What to do: Retype the following records exactly and exclude the pictures.

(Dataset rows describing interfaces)
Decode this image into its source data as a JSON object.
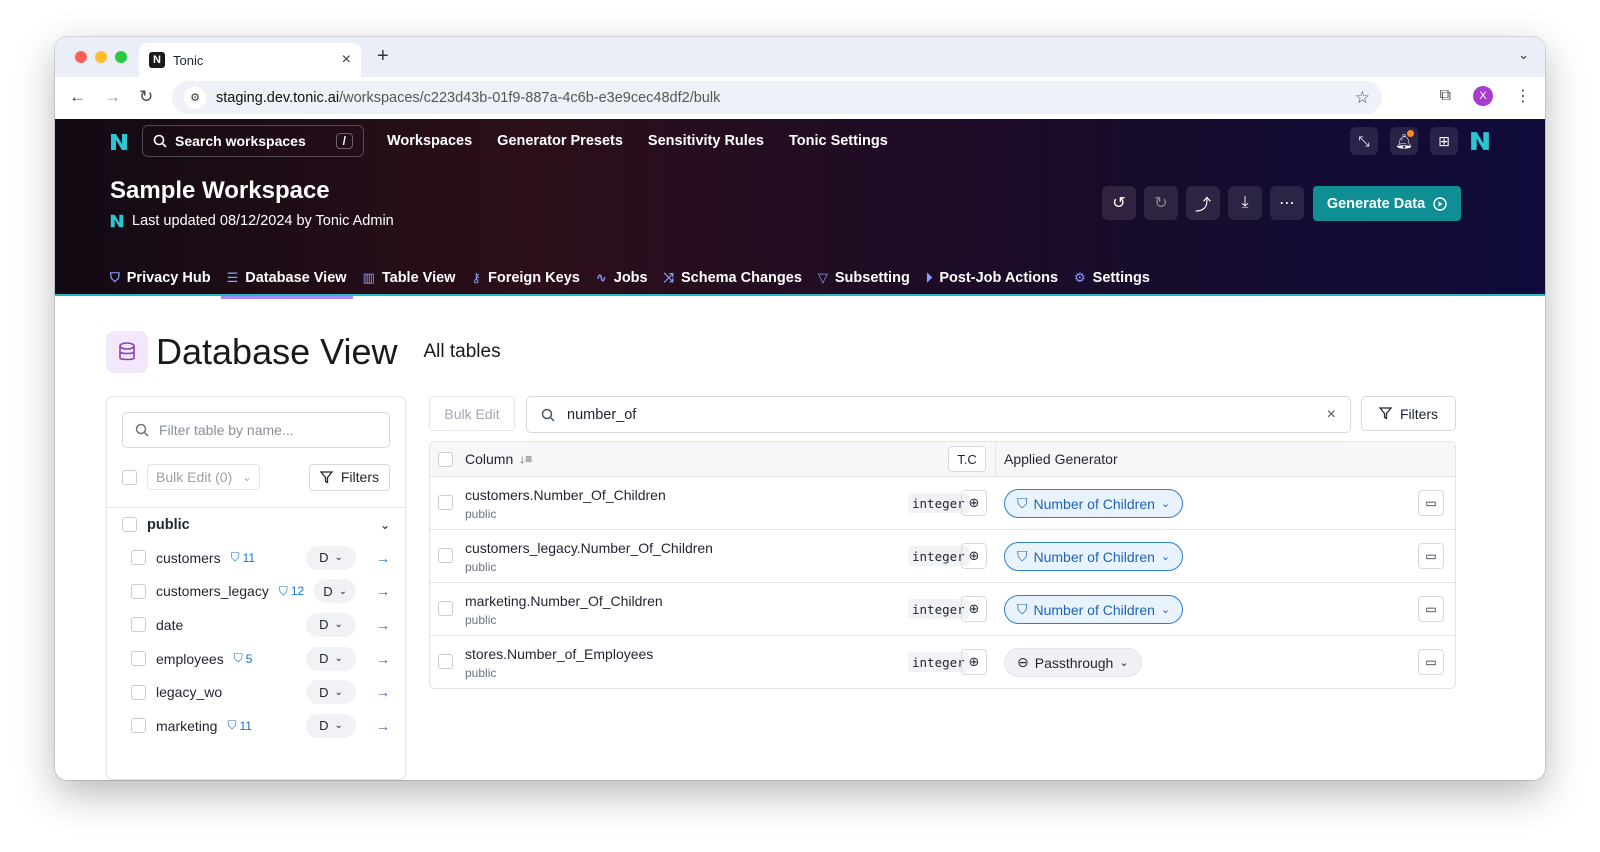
{
  "browser": {
    "tab_title": "Tonic",
    "tab_favicon": "N",
    "url_host": "staging.dev.tonic.ai",
    "url_path": "/workspaces/c223d43b-01f9-887a-4c6b-e3e9cec48df2/bulk",
    "profile_initial": "X"
  },
  "header": {
    "search_placeholder": "Search workspaces",
    "search_shortcut": "/",
    "nav": [
      "Workspaces",
      "Generator Presets",
      "Sensitivity Rules",
      "Tonic Settings"
    ],
    "workspace_title": "Sample Workspace",
    "last_updated": "Last updated 08/12/2024 by Tonic Admin",
    "generate_button": "Generate Data",
    "tabs": [
      {
        "label": "Privacy Hub",
        "icon": "shield-icon"
      },
      {
        "label": "Database View",
        "icon": "database-icon",
        "active": true
      },
      {
        "label": "Table View",
        "icon": "table-icon"
      },
      {
        "label": "Foreign Keys",
        "icon": "key-icon"
      },
      {
        "label": "Jobs",
        "icon": "activity-icon"
      },
      {
        "label": "Schema Changes",
        "icon": "shuffle-icon"
      },
      {
        "label": "Subsetting",
        "icon": "funnel-icon"
      },
      {
        "label": "Post-Job Actions",
        "icon": "skip-icon"
      },
      {
        "label": "Settings",
        "icon": "gear-icon"
      }
    ]
  },
  "page": {
    "title": "Database View",
    "subtitle": "All tables"
  },
  "sidebar": {
    "filter_placeholder": "Filter table by name...",
    "bulk_edit": "Bulk Edit (0)",
    "filters": "Filters",
    "schema": "public",
    "tables": [
      {
        "name": "customers",
        "badge": "11",
        "mode": "D"
      },
      {
        "name": "customers_legacy",
        "badge": "12",
        "mode": "D"
      },
      {
        "name": "date",
        "badge": "",
        "mode": "D"
      },
      {
        "name": "employees",
        "badge": "5",
        "mode": "D"
      },
      {
        "name": "legacy_wo",
        "badge": "",
        "mode": "D"
      },
      {
        "name": "marketing",
        "badge": "11",
        "mode": "D"
      }
    ]
  },
  "toolbar": {
    "bulk_edit": "Bulk Edit",
    "search_value": "number_of",
    "filters": "Filters"
  },
  "grid": {
    "col_header": "Column",
    "tc_header": "T.C",
    "gen_header": "Applied Generator",
    "rows": [
      {
        "column": "customers.Number_Of_Children",
        "schema": "public",
        "type": "integer",
        "generator": "Number of Children",
        "style": "blue"
      },
      {
        "column": "customers_legacy.Number_Of_Children",
        "schema": "public",
        "type": "integer",
        "generator": "Number of Children",
        "style": "blue"
      },
      {
        "column": "marketing.Number_Of_Children",
        "schema": "public",
        "type": "integer",
        "generator": "Number of Children",
        "style": "blue"
      },
      {
        "column": "stores.Number_of_Employees",
        "schema": "public",
        "type": "integer",
        "generator": "Passthrough",
        "style": "gray"
      }
    ]
  },
  "colors": {
    "accent_teal": "#0f8f94",
    "link_blue": "#1a73c7",
    "active_tab_underline": "#a78bfa"
  }
}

Result for this task:
Decode this image into its source data as a JSON object.
{
  "browser": {
    "tab_title": "Tonic",
    "tab_favicon": "N",
    "url_host": "staging.dev.tonic.ai",
    "url_path": "/workspaces/c223d43b-01f9-887a-4c6b-e3e9cec48df2/bulk",
    "profile_initial": "X"
  },
  "header": {
    "search_placeholder": "Search workspaces",
    "search_shortcut": "/",
    "nav": [
      "Workspaces",
      "Generator Presets",
      "Sensitivity Rules",
      "Tonic Settings"
    ],
    "workspace_title": "Sample Workspace",
    "last_updated": "Last updated 08/12/2024 by Tonic Admin",
    "generate_button": "Generate Data",
    "tabs": [
      {
        "label": "Privacy Hub",
        "icon": "shield-icon"
      },
      {
        "label": "Database View",
        "icon": "database-icon",
        "active": true
      },
      {
        "label": "Table View",
        "icon": "table-icon"
      },
      {
        "label": "Foreign Keys",
        "icon": "key-icon"
      },
      {
        "label": "Jobs",
        "icon": "activity-icon"
      },
      {
        "label": "Schema Changes",
        "icon": "shuffle-icon"
      },
      {
        "label": "Subsetting",
        "icon": "funnel-icon"
      },
      {
        "label": "Post-Job Actions",
        "icon": "skip-icon"
      },
      {
        "label": "Settings",
        "icon": "gear-icon"
      }
    ]
  },
  "page": {
    "title": "Database View",
    "subtitle": "All tables"
  },
  "sidebar": {
    "filter_placeholder": "Filter table by name...",
    "bulk_edit": "Bulk Edit (0)",
    "filters": "Filters",
    "schema": "public",
    "tables": [
      {
        "name": "customers",
        "badge": "11",
        "mode": "D"
      },
      {
        "name": "customers_legacy",
        "badge": "12",
        "mode": "D"
      },
      {
        "name": "date",
        "badge": "",
        "mode": "D"
      },
      {
        "name": "employees",
        "badge": "5",
        "mode": "D"
      },
      {
        "name": "legacy_wo",
        "badge": "",
        "mode": "D"
      },
      {
        "name": "marketing",
        "badge": "11",
        "mode": "D"
      }
    ]
  },
  "toolbar": {
    "bulk_edit": "Bulk Edit",
    "search_value": "number_of",
    "filters": "Filters"
  },
  "grid": {
    "col_header": "Column",
    "tc_header": "T.C",
    "gen_header": "Applied Generator",
    "rows": [
      {
        "column": "customers.Number_Of_Children",
        "schema": "public",
        "type": "integer",
        "generator": "Number of Children",
        "style": "blue"
      },
      {
        "column": "customers_legacy.Number_Of_Children",
        "schema": "public",
        "type": "integer",
        "generator": "Number of Children",
        "style": "blue"
      },
      {
        "column": "marketing.Number_Of_Children",
        "schema": "public",
        "type": "integer",
        "generator": "Number of Children",
        "style": "blue"
      },
      {
        "column": "stores.Number_of_Employees",
        "schema": "public",
        "type": "integer",
        "generator": "Passthrough",
        "style": "gray"
      }
    ]
  },
  "colors": {
    "accent_teal": "#0f8f94",
    "link_blue": "#1a73c7",
    "active_tab_underline": "#a78bfa"
  }
}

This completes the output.